> Your goal: For this exercise, please find the lines in the entries that include the word "personal" and copy them.
___ Source records
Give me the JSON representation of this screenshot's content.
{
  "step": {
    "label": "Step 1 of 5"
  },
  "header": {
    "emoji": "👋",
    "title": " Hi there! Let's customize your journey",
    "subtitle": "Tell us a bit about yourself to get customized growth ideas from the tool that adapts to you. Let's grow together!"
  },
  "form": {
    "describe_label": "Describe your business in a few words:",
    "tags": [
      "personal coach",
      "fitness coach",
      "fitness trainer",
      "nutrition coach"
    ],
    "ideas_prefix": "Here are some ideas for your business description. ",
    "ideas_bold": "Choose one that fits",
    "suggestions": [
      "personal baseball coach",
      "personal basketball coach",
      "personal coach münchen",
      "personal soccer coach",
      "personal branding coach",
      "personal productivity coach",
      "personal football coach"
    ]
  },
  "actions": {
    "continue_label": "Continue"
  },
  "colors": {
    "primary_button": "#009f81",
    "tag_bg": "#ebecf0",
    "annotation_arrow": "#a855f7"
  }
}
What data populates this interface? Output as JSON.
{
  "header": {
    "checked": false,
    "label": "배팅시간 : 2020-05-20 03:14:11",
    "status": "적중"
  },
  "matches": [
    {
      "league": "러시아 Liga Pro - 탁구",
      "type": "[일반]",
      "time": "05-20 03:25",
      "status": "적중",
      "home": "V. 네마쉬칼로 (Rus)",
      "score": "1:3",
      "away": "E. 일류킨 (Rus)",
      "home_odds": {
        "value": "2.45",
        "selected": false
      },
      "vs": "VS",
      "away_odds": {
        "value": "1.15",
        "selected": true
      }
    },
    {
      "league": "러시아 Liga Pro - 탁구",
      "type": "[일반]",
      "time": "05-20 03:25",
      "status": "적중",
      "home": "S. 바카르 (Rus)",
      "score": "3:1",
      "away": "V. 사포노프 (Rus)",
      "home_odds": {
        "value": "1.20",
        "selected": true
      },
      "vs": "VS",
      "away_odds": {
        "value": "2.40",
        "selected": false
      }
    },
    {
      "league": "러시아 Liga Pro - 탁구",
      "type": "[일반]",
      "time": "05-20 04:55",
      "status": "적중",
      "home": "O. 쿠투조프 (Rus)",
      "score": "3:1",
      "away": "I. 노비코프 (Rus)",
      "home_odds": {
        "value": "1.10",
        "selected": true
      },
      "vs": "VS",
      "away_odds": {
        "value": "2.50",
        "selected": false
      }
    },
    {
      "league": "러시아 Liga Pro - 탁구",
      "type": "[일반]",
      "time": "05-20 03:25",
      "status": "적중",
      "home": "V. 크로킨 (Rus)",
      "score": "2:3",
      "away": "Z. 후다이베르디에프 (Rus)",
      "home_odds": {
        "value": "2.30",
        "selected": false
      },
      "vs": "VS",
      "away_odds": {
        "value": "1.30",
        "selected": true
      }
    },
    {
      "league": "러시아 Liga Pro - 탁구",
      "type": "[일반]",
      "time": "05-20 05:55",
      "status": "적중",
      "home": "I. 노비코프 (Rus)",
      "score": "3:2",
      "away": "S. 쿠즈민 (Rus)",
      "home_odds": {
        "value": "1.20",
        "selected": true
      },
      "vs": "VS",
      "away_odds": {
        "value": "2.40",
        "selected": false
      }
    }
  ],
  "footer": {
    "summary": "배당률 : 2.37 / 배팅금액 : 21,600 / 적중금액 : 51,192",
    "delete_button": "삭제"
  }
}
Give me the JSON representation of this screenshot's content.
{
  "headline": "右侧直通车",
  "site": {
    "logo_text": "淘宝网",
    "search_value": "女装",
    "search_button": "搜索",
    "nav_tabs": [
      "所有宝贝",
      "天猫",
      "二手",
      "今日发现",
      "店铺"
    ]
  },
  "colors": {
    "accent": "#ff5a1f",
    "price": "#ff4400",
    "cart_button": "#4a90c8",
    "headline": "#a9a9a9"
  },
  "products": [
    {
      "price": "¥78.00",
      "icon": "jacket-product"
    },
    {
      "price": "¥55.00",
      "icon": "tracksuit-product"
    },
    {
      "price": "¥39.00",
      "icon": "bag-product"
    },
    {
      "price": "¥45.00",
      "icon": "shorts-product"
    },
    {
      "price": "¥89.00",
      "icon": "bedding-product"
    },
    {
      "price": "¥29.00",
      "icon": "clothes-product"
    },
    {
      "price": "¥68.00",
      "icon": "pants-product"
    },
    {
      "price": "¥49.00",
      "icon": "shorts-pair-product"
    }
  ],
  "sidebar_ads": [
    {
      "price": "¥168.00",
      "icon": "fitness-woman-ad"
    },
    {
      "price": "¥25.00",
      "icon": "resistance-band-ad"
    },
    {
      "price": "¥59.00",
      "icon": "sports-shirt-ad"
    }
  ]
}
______
> Response for this exercise:
      "personal coach",
      "personal baseball coach",
      "personal basketball coach",
      "personal coach münchen",
      "personal soccer coach",
      "personal branding coach",
      "personal productivity coach",
      "personal football coach"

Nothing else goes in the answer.